(Component data from apps and pages)
• • • • • • •
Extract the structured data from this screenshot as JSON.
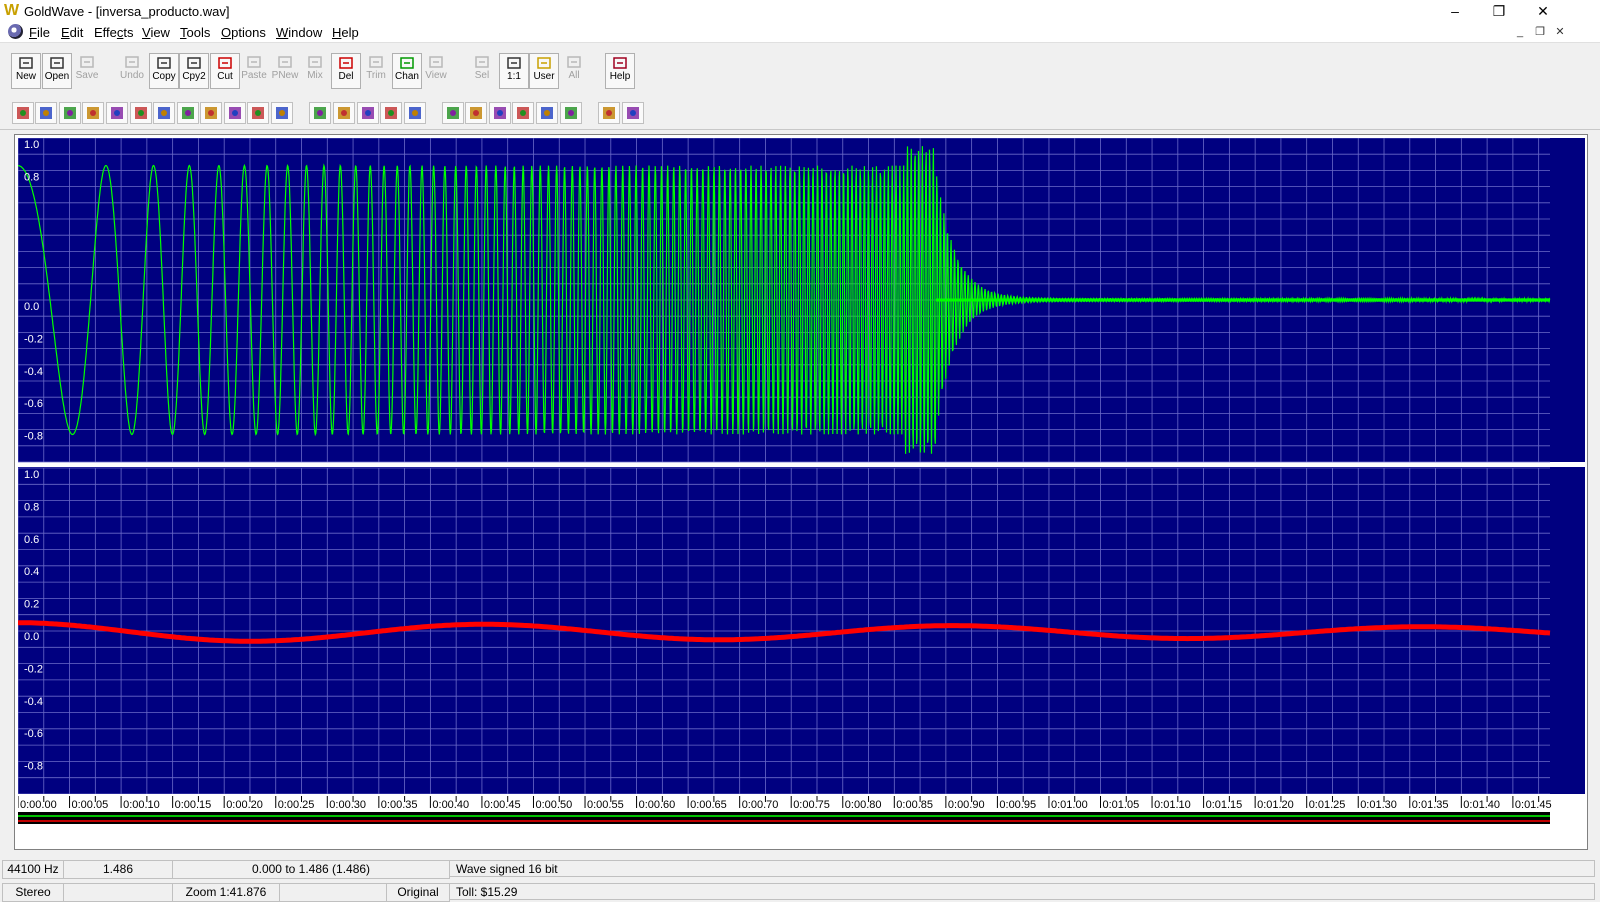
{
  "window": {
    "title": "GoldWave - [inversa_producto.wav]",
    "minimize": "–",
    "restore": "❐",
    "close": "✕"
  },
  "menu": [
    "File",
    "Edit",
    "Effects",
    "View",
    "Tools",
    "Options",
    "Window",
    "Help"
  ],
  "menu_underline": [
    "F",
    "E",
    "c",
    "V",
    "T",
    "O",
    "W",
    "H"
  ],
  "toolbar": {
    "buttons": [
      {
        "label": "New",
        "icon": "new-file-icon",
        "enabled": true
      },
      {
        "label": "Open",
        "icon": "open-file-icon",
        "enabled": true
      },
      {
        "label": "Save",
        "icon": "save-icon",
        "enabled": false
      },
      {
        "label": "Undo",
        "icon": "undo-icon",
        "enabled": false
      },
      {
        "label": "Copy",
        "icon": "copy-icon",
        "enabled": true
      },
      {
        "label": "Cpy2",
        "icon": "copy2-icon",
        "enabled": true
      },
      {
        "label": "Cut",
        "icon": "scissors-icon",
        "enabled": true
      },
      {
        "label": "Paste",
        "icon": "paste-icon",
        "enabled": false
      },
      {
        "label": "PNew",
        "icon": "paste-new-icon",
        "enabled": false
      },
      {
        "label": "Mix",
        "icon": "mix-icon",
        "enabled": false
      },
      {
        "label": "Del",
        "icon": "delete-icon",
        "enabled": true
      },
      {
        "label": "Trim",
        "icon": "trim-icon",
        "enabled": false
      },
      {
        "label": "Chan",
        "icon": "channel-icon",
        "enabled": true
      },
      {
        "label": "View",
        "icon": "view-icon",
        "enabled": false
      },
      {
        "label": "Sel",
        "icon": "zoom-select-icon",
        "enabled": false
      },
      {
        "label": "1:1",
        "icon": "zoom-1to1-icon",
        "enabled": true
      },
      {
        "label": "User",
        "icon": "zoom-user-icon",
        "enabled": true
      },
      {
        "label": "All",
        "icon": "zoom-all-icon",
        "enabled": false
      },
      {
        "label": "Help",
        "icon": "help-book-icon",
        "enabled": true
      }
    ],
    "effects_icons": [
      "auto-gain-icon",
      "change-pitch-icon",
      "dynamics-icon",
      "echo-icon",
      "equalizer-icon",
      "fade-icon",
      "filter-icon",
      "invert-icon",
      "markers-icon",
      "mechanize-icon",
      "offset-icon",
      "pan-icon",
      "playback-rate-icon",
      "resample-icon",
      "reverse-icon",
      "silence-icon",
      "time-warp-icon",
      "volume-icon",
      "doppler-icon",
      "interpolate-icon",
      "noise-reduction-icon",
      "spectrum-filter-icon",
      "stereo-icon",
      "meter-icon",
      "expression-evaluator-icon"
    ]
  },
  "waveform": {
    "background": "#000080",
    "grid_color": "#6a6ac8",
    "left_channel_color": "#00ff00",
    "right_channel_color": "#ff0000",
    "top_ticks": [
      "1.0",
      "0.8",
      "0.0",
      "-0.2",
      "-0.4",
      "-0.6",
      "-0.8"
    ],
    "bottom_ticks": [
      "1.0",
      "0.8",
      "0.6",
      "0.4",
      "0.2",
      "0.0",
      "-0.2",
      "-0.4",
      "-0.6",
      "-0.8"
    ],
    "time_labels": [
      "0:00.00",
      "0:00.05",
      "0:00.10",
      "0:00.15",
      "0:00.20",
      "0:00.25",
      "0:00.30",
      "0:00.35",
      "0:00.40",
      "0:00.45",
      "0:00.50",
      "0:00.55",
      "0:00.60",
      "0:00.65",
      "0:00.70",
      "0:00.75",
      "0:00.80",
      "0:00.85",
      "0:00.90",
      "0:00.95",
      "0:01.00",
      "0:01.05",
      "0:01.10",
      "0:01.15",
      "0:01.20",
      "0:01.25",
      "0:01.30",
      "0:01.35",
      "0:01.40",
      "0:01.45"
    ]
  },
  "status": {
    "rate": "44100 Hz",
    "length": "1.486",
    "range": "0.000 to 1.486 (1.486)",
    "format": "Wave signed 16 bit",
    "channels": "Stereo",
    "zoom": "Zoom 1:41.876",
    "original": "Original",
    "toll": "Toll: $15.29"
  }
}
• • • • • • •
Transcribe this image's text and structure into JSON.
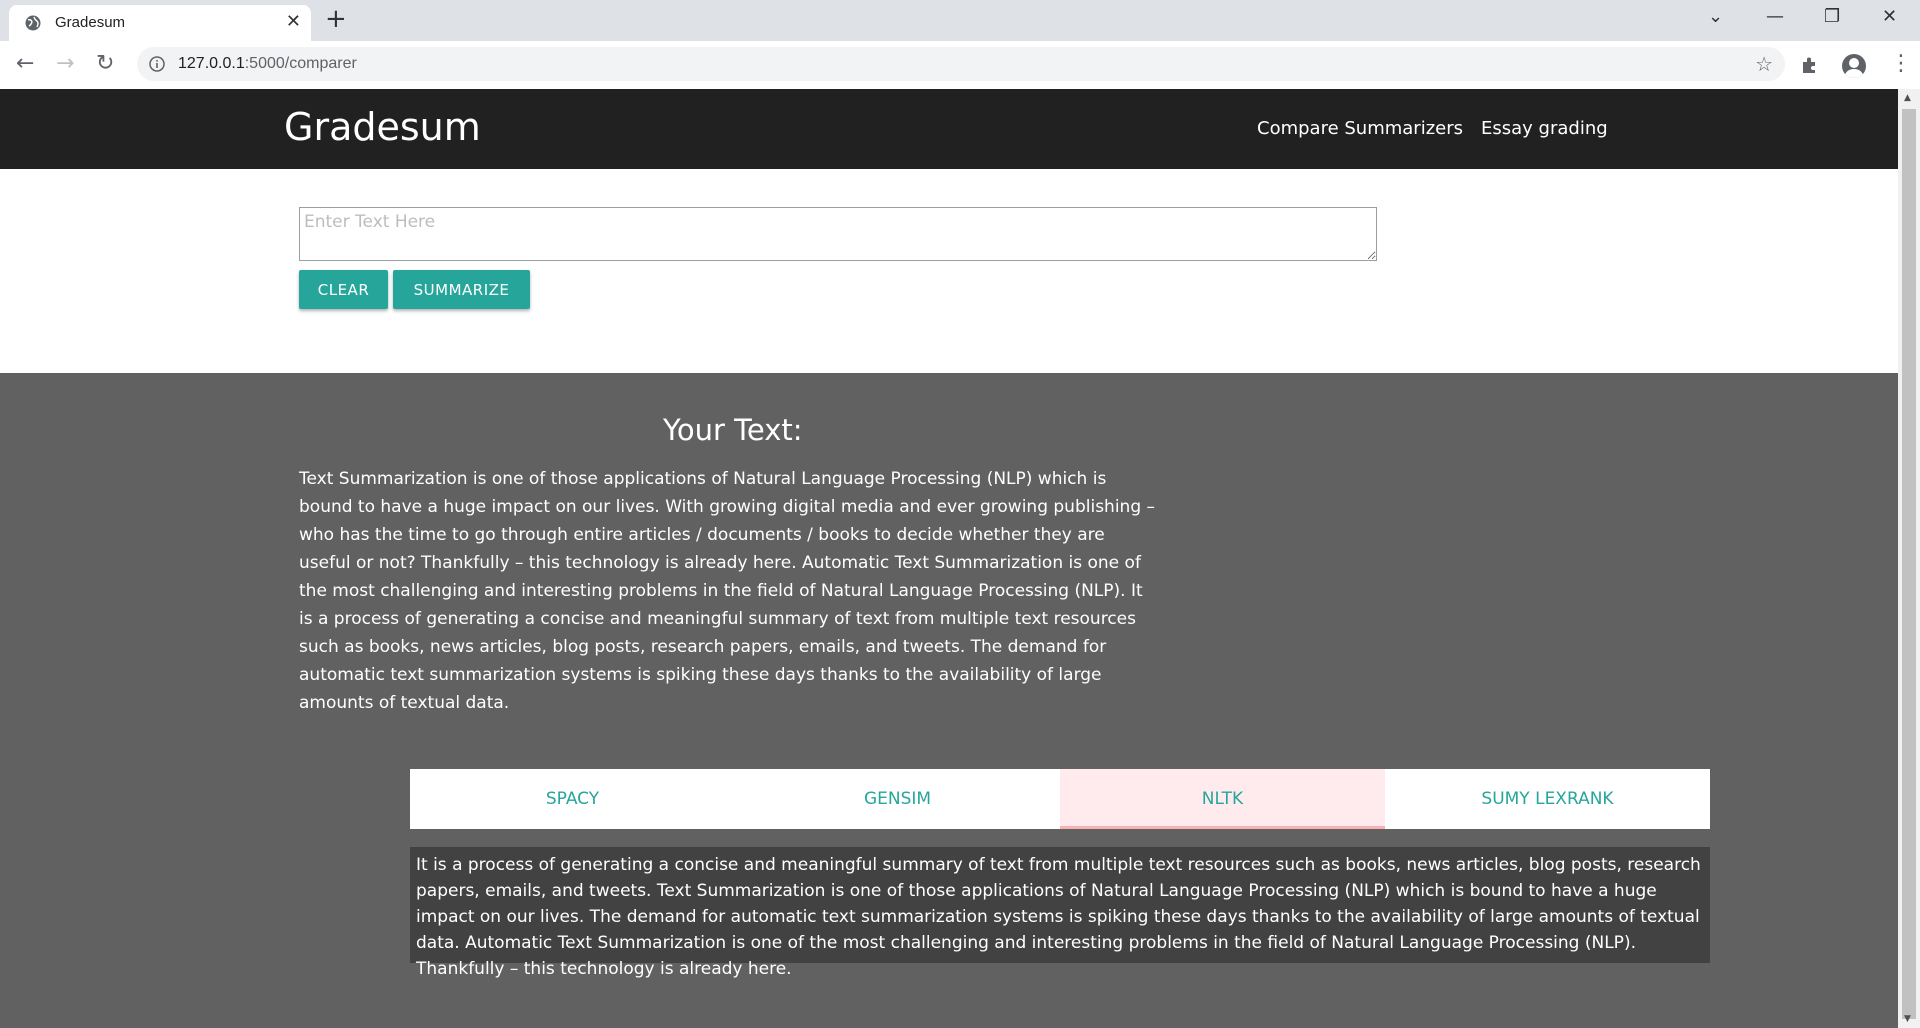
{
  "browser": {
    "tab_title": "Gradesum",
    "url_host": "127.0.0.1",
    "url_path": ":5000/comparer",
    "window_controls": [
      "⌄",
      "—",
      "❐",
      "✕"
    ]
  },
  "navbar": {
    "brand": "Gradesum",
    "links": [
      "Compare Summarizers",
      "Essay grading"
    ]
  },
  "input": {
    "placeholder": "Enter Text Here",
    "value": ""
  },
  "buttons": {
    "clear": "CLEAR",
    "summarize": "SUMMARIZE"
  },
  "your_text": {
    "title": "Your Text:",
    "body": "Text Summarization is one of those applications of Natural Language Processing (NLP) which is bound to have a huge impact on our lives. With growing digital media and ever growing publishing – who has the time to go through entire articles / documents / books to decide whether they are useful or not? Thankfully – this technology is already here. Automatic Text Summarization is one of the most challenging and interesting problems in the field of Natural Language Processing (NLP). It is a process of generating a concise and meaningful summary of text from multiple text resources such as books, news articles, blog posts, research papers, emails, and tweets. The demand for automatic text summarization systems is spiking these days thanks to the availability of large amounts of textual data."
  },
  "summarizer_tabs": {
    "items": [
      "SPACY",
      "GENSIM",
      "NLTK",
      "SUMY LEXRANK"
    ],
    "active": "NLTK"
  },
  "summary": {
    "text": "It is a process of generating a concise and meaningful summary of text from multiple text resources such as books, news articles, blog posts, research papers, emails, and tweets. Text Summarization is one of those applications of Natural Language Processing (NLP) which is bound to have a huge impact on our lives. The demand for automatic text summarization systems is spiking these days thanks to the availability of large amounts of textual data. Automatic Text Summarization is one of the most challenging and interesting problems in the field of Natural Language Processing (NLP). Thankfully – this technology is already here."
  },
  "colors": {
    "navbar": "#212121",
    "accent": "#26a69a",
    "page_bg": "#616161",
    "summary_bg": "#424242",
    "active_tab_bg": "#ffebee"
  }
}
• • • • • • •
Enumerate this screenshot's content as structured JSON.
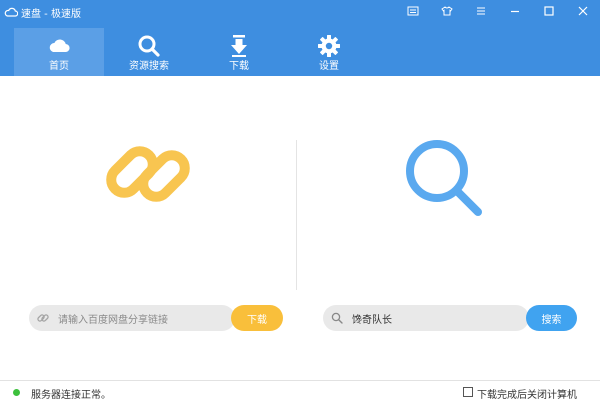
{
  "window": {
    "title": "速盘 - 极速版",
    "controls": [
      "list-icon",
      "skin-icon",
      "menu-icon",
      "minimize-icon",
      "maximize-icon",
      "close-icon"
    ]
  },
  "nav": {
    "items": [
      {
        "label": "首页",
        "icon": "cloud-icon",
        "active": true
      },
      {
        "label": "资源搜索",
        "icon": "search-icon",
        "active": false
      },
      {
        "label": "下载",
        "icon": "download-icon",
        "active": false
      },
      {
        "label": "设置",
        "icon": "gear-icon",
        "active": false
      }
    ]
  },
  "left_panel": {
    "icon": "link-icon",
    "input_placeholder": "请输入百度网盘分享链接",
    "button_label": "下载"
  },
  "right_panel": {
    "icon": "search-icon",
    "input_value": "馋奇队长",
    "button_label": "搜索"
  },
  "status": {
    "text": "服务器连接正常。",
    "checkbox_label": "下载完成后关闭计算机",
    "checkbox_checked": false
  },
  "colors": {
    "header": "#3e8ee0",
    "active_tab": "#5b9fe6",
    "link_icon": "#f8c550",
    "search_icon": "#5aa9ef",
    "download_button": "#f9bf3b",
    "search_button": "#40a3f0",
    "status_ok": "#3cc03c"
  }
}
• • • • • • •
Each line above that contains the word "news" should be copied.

    "body": "Text Summarization is one of those applications of Natural Language Processing (NLP) which is bound to have a huge impact on our lives. With growing digital media and ever growing publishing – who has the time to go through entire articles / documents / books to decide whether they are useful or not? Thankfully – this technology is already here. Automatic Text Summarization is one of the most challenging and interesting problems in the field of Natural Language Processing (NLP). It is a process of generating a concise and meaningful summary of text from multiple text resources such as books, news articles, blog posts, research papers, emails, and tweets. The demand for automatic text summarization systems is spiking these days thanks to the availability of large amounts of textual data."
    "text": "It is a process of generating a concise and meaningful summary of text from multiple text resources such as books, news articles, blog posts, research papers, emails, and tweets. Text Summarization is one of those applications of Natural Language Processing (NLP) which is bound to have a huge impact on our lives. The demand for automatic text summarization systems is spiking these days thanks to the availability of large amounts of textual data. Automatic Text Summarization is one of the most challenging and interesting problems in the field of Natural Language Processing (NLP). Thankfully – this technology is already here."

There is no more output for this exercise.